Butter is best
3 Tb butter + more for molds
1 tsp vanilla
1 1/4 cups sugar
3/4 cup flour
1/2 tsp salt
2 large free-range eggs
2 large free-range yolks
2 Tb spiced dark rum
Chill the molds/cupcake pan in the fridge.Bring milk and butter to a boil.
Remove from heat and add vanilla.Sift flour, sugar and salt into a large bowl.
Add eggs and yolks.
Mix til smooth.Slowly drizzle warm milk mixture a bit at a time into the bowl, stirring constantly.Cover the bowl and chill in the fridge at least 1 hour (up to overnight).
Preheat oven to 500*F.
Fill molds 3/4 full and transfer to the hot oven.
Do not open the oven door. Be patient.
After 10-15 minutes, reduce temp to 360*F.
Continue baking for 1 more hour.
Remove the caneles from the molds while still hot and let them cool completely so that crunchy outer layer forms.
Eat them warm out of the oven or the same day they are baked.
Some say canelés came about in 18th Century Bordeaux when nuns collected flour that had spilled onto the docks from shipments and baked little cakes in molds nestled in the embers of a fire for poor children. Both the spelling of its name and the particulars of the recipe have evolved since then. The use of beeswax and vanilla is more recent.
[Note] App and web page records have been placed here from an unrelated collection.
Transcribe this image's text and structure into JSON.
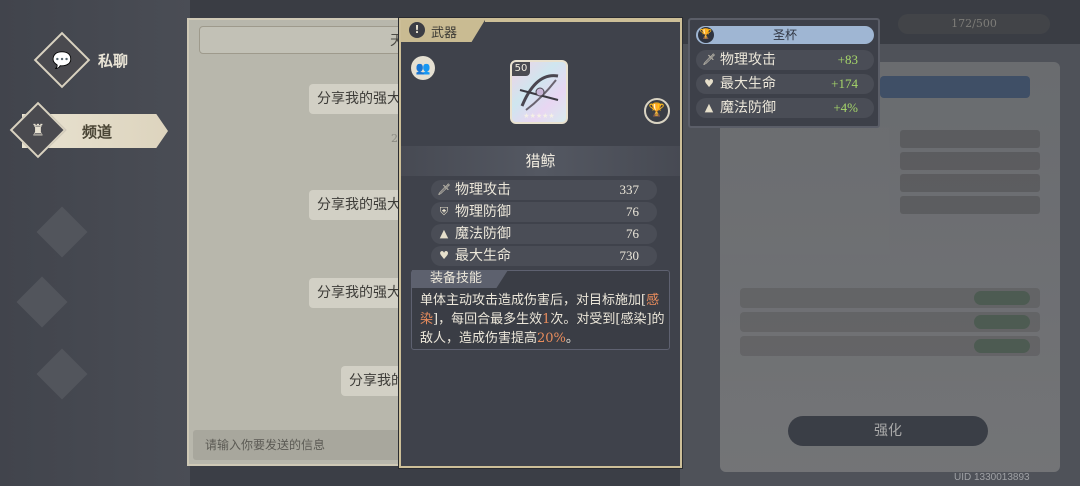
{
  "nav": {
    "items": [
      {
        "label": "私聊",
        "icon": "chat-bubble-icon"
      },
      {
        "label": "频道",
        "icon": "chess-rook-icon"
      }
    ]
  },
  "chat": {
    "title": "天",
    "messages": [
      "分享我的强大",
      "分享我的强大",
      "分享我的强大",
      "分享我的"
    ],
    "time_fragment": "2",
    "input_placeholder": "请输入你要发送的信息"
  },
  "weapon": {
    "category": "武器",
    "level": "50",
    "stars": "★★★★★",
    "name": "猎鲸",
    "stats": [
      {
        "icon": "sword-icon",
        "label": "物理攻击",
        "value": "337"
      },
      {
        "icon": "shield-icon",
        "label": "物理防御",
        "value": "76"
      },
      {
        "icon": "wizard-hat-icon",
        "label": "魔法防御",
        "value": "76"
      },
      {
        "icon": "heart-icon",
        "label": "最大生命",
        "value": "730"
      }
    ],
    "skill_title": "装备技能",
    "skill": {
      "part1": "单体主动攻击造成伤害后，对目标施加[",
      "hl1": "感染",
      "part2": "]，每回合最多生效",
      "hl2": "1",
      "part3": "次。对受到[感染]的敌人，造成伤害提高",
      "hl3": "20%",
      "part4": "。"
    }
  },
  "grail": {
    "title": "圣杯",
    "bonuses": [
      {
        "icon": "sword-icon",
        "label": "物理攻击",
        "value": "+83"
      },
      {
        "icon": "heart-icon",
        "label": "最大生命",
        "value": "+174"
      },
      {
        "icon": "wizard-hat-icon",
        "label": "魔法防御",
        "value": "+4%"
      }
    ]
  },
  "background": {
    "counter": "172/500",
    "enhance_button": "强化",
    "uid": "UID 1330013893"
  },
  "colors": {
    "highlight": "#e88c5c",
    "bonus_green": "#a6d66a",
    "panel_gold": "#cdbf98",
    "grail_blue": "#9fb6d3"
  }
}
Vanilla is never a bad idea, but beeswax, as you know, I have strong opinions about beeswax.
French food is a paradox, either elegantly simple or insanely complicated. It’s just too hot and humid to run the big oven now, but after tasting my first canelé, I had to try my hand at making them. I put my mini cupcake pans to work in my toaster oven and the results proved absolutely delicious. The crispy, caramel sugar shell breaks gently under the tooth, giving way to a spongy, almost custard-like center, a sweet little thing.
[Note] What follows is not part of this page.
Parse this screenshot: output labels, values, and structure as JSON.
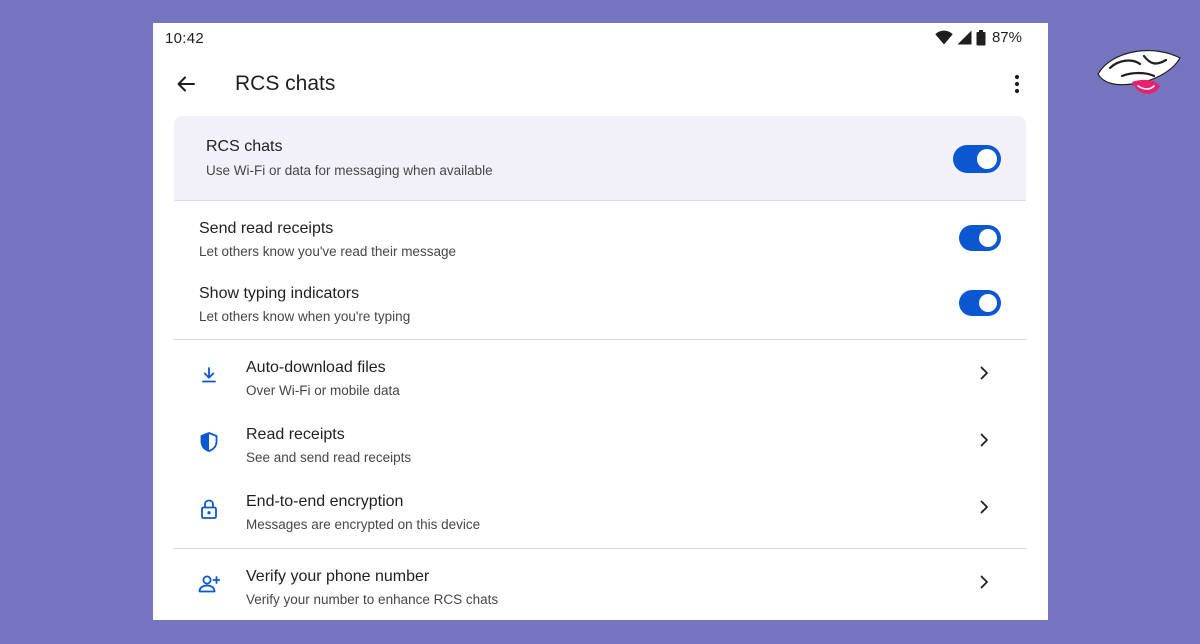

The sweetest things come in small packages, after all. A love note in your pocket on Ordinary Tuesday, a treasure in a small velvet box, a sleepy little bundle with a sweet face and buttery canelés from your very own kitchen. Such is the timeline to my happiness. I hope history repeats itself over and over again.